→ **Data provided**
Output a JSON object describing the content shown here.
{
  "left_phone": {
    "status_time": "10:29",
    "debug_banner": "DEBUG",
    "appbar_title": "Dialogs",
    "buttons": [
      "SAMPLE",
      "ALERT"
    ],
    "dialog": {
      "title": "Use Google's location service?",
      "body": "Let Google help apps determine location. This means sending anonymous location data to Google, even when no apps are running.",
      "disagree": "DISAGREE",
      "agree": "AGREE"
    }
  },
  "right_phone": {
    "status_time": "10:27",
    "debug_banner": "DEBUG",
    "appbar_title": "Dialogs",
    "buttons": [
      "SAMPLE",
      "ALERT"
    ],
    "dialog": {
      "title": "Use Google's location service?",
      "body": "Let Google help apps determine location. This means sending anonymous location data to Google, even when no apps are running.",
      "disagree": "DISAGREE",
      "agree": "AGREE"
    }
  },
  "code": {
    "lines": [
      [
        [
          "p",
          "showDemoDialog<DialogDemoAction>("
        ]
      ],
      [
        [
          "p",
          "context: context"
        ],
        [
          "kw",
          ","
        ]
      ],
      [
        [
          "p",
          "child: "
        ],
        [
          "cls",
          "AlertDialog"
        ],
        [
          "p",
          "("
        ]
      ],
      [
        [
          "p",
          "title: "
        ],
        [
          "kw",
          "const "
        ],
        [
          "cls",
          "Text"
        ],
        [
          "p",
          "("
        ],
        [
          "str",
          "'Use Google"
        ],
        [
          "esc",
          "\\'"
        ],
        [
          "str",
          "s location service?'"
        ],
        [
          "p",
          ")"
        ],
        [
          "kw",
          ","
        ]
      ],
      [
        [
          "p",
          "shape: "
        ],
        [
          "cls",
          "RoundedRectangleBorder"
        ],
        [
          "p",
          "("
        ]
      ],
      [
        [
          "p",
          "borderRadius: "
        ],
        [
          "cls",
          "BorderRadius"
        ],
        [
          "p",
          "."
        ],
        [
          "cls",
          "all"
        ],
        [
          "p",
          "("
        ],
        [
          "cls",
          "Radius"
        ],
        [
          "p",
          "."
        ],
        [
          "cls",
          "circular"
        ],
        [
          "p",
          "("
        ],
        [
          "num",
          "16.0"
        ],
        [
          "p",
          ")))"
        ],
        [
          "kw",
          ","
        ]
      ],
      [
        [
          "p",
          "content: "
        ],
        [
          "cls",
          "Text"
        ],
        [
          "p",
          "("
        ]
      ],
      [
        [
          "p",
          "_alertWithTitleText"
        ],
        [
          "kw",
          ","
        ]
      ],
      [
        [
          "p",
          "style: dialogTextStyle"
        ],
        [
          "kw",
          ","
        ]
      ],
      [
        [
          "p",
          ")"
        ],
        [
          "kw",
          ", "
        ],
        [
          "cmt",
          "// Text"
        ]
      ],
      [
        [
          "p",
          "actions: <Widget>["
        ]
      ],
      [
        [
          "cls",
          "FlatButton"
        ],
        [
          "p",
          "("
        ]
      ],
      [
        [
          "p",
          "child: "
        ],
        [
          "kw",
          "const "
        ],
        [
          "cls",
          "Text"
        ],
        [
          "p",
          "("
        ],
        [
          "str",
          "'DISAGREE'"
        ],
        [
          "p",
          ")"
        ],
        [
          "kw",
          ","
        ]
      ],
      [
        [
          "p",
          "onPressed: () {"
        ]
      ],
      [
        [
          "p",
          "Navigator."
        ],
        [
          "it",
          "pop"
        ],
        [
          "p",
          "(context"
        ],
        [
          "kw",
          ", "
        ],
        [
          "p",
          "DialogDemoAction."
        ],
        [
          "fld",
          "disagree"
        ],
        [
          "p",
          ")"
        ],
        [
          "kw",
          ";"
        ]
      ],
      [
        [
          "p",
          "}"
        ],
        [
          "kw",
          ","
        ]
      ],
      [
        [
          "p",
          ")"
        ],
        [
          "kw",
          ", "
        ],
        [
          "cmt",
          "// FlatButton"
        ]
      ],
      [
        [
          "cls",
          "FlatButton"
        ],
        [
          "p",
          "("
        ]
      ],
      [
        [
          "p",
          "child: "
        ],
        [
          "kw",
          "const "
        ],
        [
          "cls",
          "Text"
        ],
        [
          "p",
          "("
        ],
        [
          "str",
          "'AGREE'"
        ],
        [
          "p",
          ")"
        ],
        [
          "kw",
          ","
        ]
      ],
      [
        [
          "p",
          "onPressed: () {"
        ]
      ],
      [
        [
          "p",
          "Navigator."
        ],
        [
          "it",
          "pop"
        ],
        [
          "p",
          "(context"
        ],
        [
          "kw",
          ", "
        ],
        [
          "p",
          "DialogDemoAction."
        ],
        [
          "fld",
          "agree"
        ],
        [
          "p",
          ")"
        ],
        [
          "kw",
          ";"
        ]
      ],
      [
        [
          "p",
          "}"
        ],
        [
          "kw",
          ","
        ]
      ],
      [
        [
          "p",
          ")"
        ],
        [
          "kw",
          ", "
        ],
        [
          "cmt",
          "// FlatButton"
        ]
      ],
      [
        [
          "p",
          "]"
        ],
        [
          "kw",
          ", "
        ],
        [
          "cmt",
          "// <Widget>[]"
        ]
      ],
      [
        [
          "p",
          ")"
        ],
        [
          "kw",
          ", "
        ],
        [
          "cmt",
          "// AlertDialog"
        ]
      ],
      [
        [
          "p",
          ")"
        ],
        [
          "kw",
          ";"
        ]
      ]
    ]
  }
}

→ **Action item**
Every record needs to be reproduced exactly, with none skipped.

→ **Response**
Output a JSON object describing the content shown here.
{
  "left_phone": {
    "status_time": "10:29",
    "debug_banner": "DEBUG",
    "appbar_title": "Dialogs",
    "buttons": [
      "SAMPLE",
      "ALERT"
    ],
    "dialog": {
      "title": "Use Google's location service?",
      "body": "Let Google help apps determine location. This means sending anonymous location data to Google, even when no apps are running.",
      "disagree": "DISAGREE",
      "agree": "AGREE"
    }
  },
  "right_phone": {
    "status_time": "10:27",
    "debug_banner": "DEBUG",
    "appbar_title": "Dialogs",
    "buttons": [
      "SAMPLE",
      "ALERT"
    ],
    "dialog": {
      "title": "Use Google's location service?",
      "body": "Let Google help apps determine location. This means sending anonymous location data to Google, even when no apps are running.",
      "disagree": "DISAGREE",
      "agree": "AGREE"
    }
  },
  "code": {
    "lines": [
      [
        [
          "p",
          "showDemoDialog<DialogDemoAction>("
        ]
      ],
      [
        [
          "p",
          "context: context"
        ],
        [
          "kw",
          ","
        ]
      ],
      [
        [
          "p",
          "child: "
        ],
        [
          "cls",
          "AlertDialog"
        ],
        [
          "p",
          "("
        ]
      ],
      [
        [
          "p",
          "title: "
        ],
        [
          "kw",
          "const "
        ],
        [
          "cls",
          "Text"
        ],
        [
          "p",
          "("
        ],
        [
          "str",
          "'Use Google"
        ],
        [
          "esc",
          "\\'"
        ],
        [
          "str",
          "s location service?'"
        ],
        [
          "p",
          ")"
        ],
        [
          "kw",
          ","
        ]
      ],
      [
        [
          "p",
          "shape: "
        ],
        [
          "cls",
          "RoundedRectangleBorder"
        ],
        [
          "p",
          "("
        ]
      ],
      [
        [
          "p",
          "borderRadius: "
        ],
        [
          "cls",
          "BorderRadius"
        ],
        [
          "p",
          "."
        ],
        [
          "cls",
          "all"
        ],
        [
          "p",
          "("
        ],
        [
          "cls",
          "Radius"
        ],
        [
          "p",
          "."
        ],
        [
          "cls",
          "circular"
        ],
        [
          "p",
          "("
        ],
        [
          "num",
          "16.0"
        ],
        [
          "p",
          ")))"
        ],
        [
          "kw",
          ","
        ]
      ],
      [
        [
          "p",
          "content: "
        ],
        [
          "cls",
          "Text"
        ],
        [
          "p",
          "("
        ]
      ],
      [
        [
          "p",
          "_alertWithTitleText"
        ],
        [
          "kw",
          ","
        ]
      ],
      [
        [
          "p",
          "style: dialogTextStyle"
        ],
        [
          "kw",
          ","
        ]
      ],
      [
        [
          "p",
          ")"
        ],
        [
          "kw",
          ", "
        ],
        [
          "cmt",
          "// Text"
        ]
      ],
      [
        [
          "p",
          "actions: <Widget>["
        ]
      ],
      [
        [
          "cls",
          "FlatButton"
        ],
        [
          "p",
          "("
        ]
      ],
      [
        [
          "p",
          "child: "
        ],
        [
          "kw",
          "const "
        ],
        [
          "cls",
          "Text"
        ],
        [
          "p",
          "("
        ],
        [
          "str",
          "'DISAGREE'"
        ],
        [
          "p",
          ")"
        ],
        [
          "kw",
          ","
        ]
      ],
      [
        [
          "p",
          "onPressed: () {"
        ]
      ],
      [
        [
          "p",
          "Navigator."
        ],
        [
          "it",
          "pop"
        ],
        [
          "p",
          "(context"
        ],
        [
          "kw",
          ", "
        ],
        [
          "p",
          "DialogDemoAction."
        ],
        [
          "fld",
          "disagree"
        ],
        [
          "p",
          ")"
        ],
        [
          "kw",
          ";"
        ]
      ],
      [
        [
          "p",
          "}"
        ],
        [
          "kw",
          ","
        ]
      ],
      [
        [
          "p",
          ")"
        ],
        [
          "kw",
          ", "
        ],
        [
          "cmt",
          "// FlatButton"
        ]
      ],
      [
        [
          "cls",
          "FlatButton"
        ],
        [
          "p",
          "("
        ]
      ],
      [
        [
          "p",
          "child: "
        ],
        [
          "kw",
          "const "
        ],
        [
          "cls",
          "Text"
        ],
        [
          "p",
          "("
        ],
        [
          "str",
          "'AGREE'"
        ],
        [
          "p",
          ")"
        ],
        [
          "kw",
          ","
        ]
      ],
      [
        [
          "p",
          "onPressed: () {"
        ]
      ],
      [
        [
          "p",
          "Navigator."
        ],
        [
          "it",
          "pop"
        ],
        [
          "p",
          "(context"
        ],
        [
          "kw",
          ", "
        ],
        [
          "p",
          "DialogDemoAction."
        ],
        [
          "fld",
          "agree"
        ],
        [
          "p",
          ")"
        ],
        [
          "kw",
          ";"
        ]
      ],
      [
        [
          "p",
          "}"
        ],
        [
          "kw",
          ","
        ]
      ],
      [
        [
          "p",
          ")"
        ],
        [
          "kw",
          ", "
        ],
        [
          "cmt",
          "// FlatButton"
        ]
      ],
      [
        [
          "p",
          "]"
        ],
        [
          "kw",
          ", "
        ],
        [
          "cmt",
          "// <Widget>[]"
        ]
      ],
      [
        [
          "p",
          ")"
        ],
        [
          "kw",
          ", "
        ],
        [
          "cmt",
          "// AlertDialog"
        ]
      ],
      [
        [
          "p",
          ")"
        ],
        [
          "kw",
          ";"
        ]
      ]
    ]
  }
}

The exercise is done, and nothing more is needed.